To get ideas about good books your teen-agers would like:
* Books and the Teenage Reader by G. Robert Carlsen (Harper & Row) -- An overview of teen reading habits, why and what they read.
* Choosing Books for Children by Betsy Hearne (hardcover, Delacorte; paperback, Dell) -- Sensitive delineation of what parents want their children of all ages to get out of books, basic guidelines for selections, recommendations and synopses of more than 100 titles.
* Now Upon a Time: A Contemporary View of Children's Literature by Myra Pollack Sadker and David Miller Sadker (Harper & Row) -- Comprehensive analysis of what's available for all age groups of children.
* Bequest of Wings by Annis Duff (Viking)--Inspiring story of one family's adventures with books.

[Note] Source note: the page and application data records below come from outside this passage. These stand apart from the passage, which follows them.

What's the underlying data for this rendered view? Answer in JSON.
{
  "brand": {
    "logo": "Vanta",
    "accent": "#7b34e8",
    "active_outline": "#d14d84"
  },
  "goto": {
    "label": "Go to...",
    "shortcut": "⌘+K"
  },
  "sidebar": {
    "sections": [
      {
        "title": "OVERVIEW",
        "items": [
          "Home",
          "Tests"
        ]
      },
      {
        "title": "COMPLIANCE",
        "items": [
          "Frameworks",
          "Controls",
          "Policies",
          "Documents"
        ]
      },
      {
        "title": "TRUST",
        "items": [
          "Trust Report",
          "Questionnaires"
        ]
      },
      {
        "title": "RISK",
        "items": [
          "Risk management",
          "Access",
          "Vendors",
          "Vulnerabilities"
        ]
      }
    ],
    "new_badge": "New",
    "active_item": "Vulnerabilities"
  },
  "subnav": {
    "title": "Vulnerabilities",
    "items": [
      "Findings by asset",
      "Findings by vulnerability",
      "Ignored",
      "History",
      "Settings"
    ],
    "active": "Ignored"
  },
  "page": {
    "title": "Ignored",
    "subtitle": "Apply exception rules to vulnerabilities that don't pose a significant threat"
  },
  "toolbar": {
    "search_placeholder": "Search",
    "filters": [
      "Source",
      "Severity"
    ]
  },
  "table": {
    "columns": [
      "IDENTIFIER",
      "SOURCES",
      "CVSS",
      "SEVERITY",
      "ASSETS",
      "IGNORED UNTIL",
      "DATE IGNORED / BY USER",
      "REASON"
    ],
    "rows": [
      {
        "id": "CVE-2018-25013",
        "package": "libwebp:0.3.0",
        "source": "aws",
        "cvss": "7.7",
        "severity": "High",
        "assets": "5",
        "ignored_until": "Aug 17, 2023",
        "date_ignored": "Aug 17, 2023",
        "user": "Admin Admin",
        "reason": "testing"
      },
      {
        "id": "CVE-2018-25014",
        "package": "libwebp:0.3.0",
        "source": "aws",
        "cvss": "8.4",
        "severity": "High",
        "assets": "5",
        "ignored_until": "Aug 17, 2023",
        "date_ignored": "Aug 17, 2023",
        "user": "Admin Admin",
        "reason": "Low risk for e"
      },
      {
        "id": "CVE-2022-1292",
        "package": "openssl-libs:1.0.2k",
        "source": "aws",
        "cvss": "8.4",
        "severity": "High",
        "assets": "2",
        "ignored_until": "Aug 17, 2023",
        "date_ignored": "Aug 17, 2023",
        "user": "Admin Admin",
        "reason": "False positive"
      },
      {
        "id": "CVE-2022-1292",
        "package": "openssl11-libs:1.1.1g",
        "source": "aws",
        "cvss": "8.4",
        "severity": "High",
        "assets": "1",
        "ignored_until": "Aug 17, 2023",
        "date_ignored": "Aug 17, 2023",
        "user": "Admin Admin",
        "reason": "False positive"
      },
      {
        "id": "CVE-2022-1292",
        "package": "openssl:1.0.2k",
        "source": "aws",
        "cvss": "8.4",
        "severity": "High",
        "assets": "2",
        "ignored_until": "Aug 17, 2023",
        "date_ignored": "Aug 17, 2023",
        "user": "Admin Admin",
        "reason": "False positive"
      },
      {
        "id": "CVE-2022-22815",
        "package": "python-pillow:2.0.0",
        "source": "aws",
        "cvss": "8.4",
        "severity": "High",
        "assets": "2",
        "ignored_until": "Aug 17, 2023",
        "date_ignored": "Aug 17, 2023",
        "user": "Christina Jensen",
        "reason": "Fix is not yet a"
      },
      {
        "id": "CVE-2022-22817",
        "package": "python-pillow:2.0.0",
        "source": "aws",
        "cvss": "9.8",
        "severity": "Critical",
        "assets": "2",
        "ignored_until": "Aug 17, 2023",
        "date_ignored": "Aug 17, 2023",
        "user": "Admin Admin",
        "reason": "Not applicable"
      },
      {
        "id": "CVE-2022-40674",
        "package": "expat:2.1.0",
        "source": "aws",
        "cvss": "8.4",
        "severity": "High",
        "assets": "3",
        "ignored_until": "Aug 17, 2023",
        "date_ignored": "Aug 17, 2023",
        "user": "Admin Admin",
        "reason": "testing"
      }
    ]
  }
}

Among other hints for parents wanting to entice their teen-agers into reading, gleaned from various experts:
* Don't assume your child's English teacher is up on the modern teen novel.
* Remember that most books for teens are available in paperback.
* Don't get hung up on numbers on the copyright page of many paperbacks, in which the publisher includes a suggested reading level (RL 7, for instance, refers to seventh grade) and intellectual level (IL 8 refers to eighth grade). Teens can become voracious readers, gobbling up anything that intrigues them from fourth-grade level up to adult. Junior high can be a chance for a child to catch up on some of the earlier books missed.
* If your child likes a particular book, get more by the same author.